Overall Rating: 4.5 out of 5
I don’t know if I’ve been meta-analyzing books for too long, but I found myself willfully resisting the urge to do so with this book. What I mean is that when I started reading it (more or less directly after finishing the first book in the series, Hunter), I found myself spending a lot of time trying to decide if I liked the way Lackey was trying to give enough background information for people jumping in cold vs. hampering the plot developing. From there ,I found myself trying to decide if the pacing of the overarching story was well done. While I have answers to both of these things now (if you are curious, I think she kept it about as short as she could and I actually loved the pacing since it didn’t seemed rushed, respectively) I found I had a lot more fun reading this book when I just took it for the story it is without trying to over think it. And I have to say the result was one of the more immersive experiences I’ve had with a book in a while.
I get scared with sequels, particularly of YA, when I like the first book in a series. A lot of times, authors seem to use the first story to build a great world in the opener and then just hit the turbo button to too-fast-developing-not-super-thought-out plot in book two. This book absolutely did not do that. At one point I found myself thinking that this book can feel at times feel like it is just an extension of adventures from part one, which some may see as a negative but I really enjoyed. This is not to say that the larger plot does not advance. There are a lot of pretty important developments and the conflicts between the different government programs that are theoretically all supposed to be working together is particularly interesting, however, this information is spread out throughout the book with fun “hunts” and social activity thrown in to it feels like a much more natural progression of story than other books I have read.
The conceit that was hinted at in the previous book that all of the Othersiders are represented in some way in human folklore or mythology is expanded upon in this book in an incredibly interesting way which opens up for even more questions about the worlds relationship with the Otherside. I also found the consistency of magic in this universe to be very satisfying. There is something almost scientific about the way magic usage is explained in this world and it leads to new discoveries in magic to be satisfying as a reader rather than random and like a crutch of some type to advance the plot.
Overall I was pleasantly surprised that I liked this book even more than the first one.

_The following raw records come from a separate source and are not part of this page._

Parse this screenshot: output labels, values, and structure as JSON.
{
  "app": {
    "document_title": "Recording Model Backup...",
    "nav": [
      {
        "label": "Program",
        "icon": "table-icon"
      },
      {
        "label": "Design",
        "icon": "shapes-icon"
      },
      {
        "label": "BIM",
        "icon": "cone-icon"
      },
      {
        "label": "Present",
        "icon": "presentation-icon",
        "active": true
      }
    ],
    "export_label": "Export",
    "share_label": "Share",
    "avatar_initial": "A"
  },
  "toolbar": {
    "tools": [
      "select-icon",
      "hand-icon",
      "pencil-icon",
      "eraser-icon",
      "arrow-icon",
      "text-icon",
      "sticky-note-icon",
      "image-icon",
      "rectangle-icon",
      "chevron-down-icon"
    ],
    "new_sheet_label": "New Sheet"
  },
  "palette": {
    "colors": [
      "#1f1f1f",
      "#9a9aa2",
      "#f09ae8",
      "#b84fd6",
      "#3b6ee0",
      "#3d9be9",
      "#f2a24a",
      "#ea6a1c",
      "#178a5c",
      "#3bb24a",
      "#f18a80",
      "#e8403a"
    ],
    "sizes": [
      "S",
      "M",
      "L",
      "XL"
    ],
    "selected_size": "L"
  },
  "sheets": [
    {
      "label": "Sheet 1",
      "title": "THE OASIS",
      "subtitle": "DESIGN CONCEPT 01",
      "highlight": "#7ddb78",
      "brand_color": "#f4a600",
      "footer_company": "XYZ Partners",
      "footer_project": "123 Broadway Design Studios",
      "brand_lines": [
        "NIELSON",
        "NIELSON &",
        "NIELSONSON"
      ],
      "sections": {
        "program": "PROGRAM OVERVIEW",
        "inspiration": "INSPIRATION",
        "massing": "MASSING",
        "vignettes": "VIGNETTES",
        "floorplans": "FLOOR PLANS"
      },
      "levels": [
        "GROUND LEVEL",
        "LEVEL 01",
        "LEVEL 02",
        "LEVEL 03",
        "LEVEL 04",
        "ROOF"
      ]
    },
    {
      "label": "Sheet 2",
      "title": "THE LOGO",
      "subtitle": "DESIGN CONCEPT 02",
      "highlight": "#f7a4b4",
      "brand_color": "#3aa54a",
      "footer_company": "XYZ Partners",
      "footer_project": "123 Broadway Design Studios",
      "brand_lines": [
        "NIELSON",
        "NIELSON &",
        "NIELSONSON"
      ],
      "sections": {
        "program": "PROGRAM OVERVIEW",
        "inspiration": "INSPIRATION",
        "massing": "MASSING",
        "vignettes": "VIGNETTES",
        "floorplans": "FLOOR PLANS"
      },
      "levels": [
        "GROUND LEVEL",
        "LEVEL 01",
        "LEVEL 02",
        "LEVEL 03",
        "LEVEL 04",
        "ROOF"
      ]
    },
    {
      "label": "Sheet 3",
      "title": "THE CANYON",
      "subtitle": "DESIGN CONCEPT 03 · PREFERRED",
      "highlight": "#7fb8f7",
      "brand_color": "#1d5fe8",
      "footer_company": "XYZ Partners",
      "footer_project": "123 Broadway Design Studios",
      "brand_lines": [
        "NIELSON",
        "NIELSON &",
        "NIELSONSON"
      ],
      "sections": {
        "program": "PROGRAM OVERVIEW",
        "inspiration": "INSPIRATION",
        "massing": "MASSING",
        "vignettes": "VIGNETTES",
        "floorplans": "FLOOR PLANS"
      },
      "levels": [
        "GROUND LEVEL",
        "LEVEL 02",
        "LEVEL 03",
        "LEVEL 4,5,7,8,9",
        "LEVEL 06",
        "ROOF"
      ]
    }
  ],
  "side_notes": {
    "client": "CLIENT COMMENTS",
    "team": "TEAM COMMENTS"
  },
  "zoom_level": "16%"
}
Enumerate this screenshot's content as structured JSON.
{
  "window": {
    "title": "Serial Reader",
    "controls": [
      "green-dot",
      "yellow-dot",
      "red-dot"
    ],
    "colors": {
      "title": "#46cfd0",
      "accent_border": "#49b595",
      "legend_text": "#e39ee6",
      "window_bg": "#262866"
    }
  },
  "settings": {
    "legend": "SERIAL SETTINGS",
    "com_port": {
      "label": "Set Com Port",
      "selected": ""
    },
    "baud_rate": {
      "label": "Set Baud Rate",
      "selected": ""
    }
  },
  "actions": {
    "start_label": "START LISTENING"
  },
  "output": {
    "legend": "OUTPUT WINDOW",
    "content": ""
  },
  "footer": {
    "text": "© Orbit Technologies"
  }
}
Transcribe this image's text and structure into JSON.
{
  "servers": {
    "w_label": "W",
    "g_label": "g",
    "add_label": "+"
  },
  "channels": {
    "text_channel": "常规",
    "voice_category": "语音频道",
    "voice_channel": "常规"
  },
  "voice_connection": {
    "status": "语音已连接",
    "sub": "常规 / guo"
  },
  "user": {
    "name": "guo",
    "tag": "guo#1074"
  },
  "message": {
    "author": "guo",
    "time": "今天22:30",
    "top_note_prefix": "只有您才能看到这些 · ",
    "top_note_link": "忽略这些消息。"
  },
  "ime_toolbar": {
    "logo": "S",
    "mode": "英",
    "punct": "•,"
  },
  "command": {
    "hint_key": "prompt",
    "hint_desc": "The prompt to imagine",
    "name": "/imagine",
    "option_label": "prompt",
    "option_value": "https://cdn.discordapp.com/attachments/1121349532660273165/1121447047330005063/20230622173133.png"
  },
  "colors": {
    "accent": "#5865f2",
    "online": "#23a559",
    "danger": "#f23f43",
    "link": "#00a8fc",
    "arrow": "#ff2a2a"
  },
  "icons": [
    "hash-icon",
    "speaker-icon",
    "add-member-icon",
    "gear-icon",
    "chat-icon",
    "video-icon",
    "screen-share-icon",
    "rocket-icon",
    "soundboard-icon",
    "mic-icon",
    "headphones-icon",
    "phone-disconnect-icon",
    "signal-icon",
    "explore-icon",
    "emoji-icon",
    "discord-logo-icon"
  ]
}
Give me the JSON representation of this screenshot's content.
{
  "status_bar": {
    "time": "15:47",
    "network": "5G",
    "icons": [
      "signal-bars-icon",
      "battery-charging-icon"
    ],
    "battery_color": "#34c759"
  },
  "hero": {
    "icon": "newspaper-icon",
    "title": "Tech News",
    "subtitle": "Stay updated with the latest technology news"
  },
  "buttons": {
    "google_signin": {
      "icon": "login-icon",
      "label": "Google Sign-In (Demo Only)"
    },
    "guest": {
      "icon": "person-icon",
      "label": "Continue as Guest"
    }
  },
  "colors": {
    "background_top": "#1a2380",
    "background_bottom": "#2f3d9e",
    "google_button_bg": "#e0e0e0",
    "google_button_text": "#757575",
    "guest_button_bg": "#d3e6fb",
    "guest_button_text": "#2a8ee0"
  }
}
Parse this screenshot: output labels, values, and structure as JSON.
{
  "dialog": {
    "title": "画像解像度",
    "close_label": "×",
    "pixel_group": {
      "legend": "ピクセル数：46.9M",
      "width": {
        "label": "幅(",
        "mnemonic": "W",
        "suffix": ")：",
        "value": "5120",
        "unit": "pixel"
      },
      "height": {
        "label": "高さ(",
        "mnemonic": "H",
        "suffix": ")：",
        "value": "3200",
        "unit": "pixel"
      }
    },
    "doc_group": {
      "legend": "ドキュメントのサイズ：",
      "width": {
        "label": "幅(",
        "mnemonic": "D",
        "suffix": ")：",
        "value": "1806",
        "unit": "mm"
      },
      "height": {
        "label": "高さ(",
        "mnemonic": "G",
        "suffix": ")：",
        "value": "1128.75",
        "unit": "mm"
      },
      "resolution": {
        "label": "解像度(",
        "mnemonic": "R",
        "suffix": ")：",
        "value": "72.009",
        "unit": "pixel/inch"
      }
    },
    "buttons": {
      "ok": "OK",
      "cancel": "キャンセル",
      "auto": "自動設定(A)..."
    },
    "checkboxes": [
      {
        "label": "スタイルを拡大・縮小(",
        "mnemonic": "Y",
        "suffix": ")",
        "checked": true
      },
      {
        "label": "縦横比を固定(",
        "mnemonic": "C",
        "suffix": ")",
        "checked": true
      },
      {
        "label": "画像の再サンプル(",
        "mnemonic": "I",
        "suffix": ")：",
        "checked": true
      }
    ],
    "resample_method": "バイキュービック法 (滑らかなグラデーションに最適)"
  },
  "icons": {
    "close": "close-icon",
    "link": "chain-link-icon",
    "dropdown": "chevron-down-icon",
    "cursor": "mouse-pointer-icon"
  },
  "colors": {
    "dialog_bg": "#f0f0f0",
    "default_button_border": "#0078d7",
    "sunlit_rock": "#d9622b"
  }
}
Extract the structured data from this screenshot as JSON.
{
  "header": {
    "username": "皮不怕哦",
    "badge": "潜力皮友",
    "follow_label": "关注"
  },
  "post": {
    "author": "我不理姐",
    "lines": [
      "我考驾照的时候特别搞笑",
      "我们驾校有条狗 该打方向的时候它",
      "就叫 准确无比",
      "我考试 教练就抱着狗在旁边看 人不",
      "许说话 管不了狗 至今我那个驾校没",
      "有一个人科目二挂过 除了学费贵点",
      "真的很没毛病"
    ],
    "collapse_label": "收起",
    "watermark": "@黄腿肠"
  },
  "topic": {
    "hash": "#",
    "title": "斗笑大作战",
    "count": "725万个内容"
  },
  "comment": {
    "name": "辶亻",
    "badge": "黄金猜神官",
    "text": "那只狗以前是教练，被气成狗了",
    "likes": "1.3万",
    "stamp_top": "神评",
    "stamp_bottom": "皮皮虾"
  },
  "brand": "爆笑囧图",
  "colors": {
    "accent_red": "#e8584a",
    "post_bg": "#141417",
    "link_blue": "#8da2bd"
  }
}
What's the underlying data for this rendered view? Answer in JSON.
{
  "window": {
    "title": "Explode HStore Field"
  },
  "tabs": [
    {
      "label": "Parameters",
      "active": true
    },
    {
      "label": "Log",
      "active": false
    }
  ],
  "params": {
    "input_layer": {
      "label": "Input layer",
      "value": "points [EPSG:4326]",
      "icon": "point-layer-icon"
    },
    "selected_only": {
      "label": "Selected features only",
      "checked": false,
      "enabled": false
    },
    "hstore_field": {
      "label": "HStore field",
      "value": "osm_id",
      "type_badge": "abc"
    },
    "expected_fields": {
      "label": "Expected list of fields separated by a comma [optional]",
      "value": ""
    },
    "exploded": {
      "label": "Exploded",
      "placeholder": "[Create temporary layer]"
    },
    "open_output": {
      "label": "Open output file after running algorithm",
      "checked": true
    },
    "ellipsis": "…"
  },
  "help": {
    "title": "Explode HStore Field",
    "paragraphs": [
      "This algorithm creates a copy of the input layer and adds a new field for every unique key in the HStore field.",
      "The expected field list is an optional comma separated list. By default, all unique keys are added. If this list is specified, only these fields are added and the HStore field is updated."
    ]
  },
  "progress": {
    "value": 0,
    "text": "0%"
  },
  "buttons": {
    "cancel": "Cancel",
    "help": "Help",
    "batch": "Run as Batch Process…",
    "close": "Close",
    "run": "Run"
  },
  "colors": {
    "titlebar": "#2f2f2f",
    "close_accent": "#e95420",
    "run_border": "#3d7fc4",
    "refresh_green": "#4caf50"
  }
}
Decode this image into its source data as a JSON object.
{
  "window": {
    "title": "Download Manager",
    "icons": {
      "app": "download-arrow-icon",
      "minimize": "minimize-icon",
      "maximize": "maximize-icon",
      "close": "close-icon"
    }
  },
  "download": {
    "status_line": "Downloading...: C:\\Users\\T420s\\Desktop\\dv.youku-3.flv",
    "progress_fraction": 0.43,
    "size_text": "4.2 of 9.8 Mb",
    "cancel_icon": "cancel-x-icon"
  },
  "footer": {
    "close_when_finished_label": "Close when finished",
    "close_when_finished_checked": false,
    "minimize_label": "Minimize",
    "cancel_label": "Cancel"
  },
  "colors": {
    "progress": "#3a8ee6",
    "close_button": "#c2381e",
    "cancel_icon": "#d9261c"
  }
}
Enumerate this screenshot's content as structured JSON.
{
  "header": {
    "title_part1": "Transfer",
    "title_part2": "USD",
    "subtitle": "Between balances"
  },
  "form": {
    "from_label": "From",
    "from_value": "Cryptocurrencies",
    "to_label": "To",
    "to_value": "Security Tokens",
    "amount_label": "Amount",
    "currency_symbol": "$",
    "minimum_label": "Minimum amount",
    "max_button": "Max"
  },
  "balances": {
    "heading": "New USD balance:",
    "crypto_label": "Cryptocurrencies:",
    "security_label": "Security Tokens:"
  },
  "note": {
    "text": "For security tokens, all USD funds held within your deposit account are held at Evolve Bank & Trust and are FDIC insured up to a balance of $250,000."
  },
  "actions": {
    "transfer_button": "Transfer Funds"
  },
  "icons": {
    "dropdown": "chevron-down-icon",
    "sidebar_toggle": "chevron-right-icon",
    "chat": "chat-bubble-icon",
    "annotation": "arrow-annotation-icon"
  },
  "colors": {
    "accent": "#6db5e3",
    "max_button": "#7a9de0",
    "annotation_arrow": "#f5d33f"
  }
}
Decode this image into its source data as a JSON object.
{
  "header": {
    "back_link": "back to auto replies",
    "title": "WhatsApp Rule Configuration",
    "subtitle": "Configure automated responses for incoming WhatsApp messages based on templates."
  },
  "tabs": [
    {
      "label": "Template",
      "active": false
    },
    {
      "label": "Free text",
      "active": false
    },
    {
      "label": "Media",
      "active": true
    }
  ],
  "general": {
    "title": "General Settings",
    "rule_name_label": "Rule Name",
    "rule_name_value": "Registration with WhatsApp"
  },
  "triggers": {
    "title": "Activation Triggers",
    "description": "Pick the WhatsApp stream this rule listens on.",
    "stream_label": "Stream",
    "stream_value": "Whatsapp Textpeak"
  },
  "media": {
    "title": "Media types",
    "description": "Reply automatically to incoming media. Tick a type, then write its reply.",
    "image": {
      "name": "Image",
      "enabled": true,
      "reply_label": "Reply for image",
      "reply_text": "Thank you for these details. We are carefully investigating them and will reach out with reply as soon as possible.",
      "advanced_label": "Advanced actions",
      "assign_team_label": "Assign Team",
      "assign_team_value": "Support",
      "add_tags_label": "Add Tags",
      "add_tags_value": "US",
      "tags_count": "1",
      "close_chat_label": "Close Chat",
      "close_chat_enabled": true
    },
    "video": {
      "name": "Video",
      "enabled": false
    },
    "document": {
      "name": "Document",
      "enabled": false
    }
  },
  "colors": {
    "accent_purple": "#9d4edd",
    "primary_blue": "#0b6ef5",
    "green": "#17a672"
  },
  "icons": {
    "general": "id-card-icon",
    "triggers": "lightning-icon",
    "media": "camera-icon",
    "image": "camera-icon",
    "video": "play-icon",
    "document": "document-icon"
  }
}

All the things I said in my previous review remain true, especially that the characters seem to act the way people really would which is something I love particularly in YA. Now I just hope that the series does not suffer from my other largest concern which is not knowing how to end which retroactively makes me not enjoy the previous books as much, but for now I can confidently say that I cannot recommend this series enough if you are at all interested in YA fantasy!